This study is a qualitative interpretive descriptive study aimed at elucidating the impact of distal radius fracture (DRF) on patients' activities of daily living (ADLs), professional and familial duties, and social support during the healing process. The study focuses on fracture healing during the immobilization phase of injury. This study lies in the constructivist paradigm employing the interpretive description method. A total of 20 participants with DRF in casts were recruited by purposeful sampling from the Hand & Upper limb Centre, St. Joseph’s Hospital enrolled and interviewed over the telephone. Data was analyzed by Braun and Clarke’s Thematic Analysis Approach. Constructed themes were mapped on the biopsychosocial model of rehabilitation.
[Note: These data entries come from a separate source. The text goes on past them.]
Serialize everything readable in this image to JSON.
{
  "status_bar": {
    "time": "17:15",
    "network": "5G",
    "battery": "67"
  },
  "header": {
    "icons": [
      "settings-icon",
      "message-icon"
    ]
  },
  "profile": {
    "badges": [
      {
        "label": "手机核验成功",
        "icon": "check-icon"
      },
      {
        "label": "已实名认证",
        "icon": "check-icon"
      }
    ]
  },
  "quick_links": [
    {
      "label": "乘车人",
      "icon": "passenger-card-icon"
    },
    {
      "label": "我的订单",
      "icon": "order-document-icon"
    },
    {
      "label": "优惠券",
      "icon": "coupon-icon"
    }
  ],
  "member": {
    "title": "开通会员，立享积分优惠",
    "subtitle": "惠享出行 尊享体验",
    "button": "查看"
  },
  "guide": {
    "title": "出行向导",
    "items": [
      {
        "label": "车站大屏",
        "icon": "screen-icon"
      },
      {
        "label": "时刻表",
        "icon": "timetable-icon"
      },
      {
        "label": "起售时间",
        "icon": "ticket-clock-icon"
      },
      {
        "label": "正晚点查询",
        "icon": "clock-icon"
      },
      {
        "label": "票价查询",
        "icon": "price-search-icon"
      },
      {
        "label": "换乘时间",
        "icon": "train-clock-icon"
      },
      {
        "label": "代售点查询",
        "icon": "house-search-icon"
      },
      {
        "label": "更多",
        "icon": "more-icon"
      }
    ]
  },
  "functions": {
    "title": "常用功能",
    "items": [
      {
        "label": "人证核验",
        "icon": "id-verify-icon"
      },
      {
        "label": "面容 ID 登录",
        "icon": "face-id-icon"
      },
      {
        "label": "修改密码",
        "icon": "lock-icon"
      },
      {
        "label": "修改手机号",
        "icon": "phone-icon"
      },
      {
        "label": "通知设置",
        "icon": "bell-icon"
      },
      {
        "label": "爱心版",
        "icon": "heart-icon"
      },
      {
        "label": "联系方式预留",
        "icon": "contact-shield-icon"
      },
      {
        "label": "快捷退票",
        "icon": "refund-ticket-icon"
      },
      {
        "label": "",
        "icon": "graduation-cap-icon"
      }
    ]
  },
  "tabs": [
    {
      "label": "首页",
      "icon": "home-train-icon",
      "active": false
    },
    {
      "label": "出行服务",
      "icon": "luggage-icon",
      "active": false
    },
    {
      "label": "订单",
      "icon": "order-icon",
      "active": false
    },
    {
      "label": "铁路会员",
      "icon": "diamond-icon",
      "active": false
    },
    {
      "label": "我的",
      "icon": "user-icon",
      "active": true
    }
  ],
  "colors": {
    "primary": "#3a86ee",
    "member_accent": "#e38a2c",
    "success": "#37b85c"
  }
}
The major themes arising from the data set were discomfort/difficulties with ADL and adaptations to activities with DRF and cast, support patients received from their families, friends, neighbors, and colleagues, and their expectations from family and friends for providing emotional and physical support. DRF caused people to be mindful of aging and slow healing, people upholding their independent identities, loneliness caused by COVID-19, and DRF being a trigger for emotional upheaval.

Summary for Lay Audience

Distal radius fracture (DRF) is a wrist fracture that typically results from a fall on an extended hand. This fracture is accompanied by symptoms such as pain, decreased grip strength, and limitations in the function of the injured hand that may have an impact on the patient's general health and ability to perform tasks of daily living. This study was conducted under a constructivist paradigm, which means knowledge is co-constructed by the participant and researcher by posing questions and the lived experiences explained by the participants. The interpretive description method was used to conduct this study. This methodology was developed to overcome limitations in formal qualitative traditions, most notably the inability to reliably respond to inquiries about one's experiences with health and illness from holistic, interpretive, and relational viewpoints. Participants were recruited from the Hand and Upper Limb Centre at St. Joseph’s Hospital in London. They were interviewed by the first author, on the phone, after obtaining their informed consent. The collected data was transcribed verbatim and then coded. Thematic analysis generated major themes that depicted the results of the data set. The major themes that emerged were difficulties and discomfort in completing activities of daily living along with adaptive techniques used by participants, they received social support both in physical and emotional help, some were satisfied with the help while some others were dissatisfied with the support they received from their friends and family. The distal radius fracture for some participants caused an emotional upheaval, due to accumulated emotional stress they were suffering through and the fracture was the trigger for their emotional stress. Participants identifying themselves as independent found it difficult to recruit help from others because it was hard for them to depend on others and it affected their independent nature. Other concerns and values that surfaced were being mindful of aging and being more careful in the future. Lastly, the COVID pandemic was identified as a cause of loneliness and limited social support in many cases.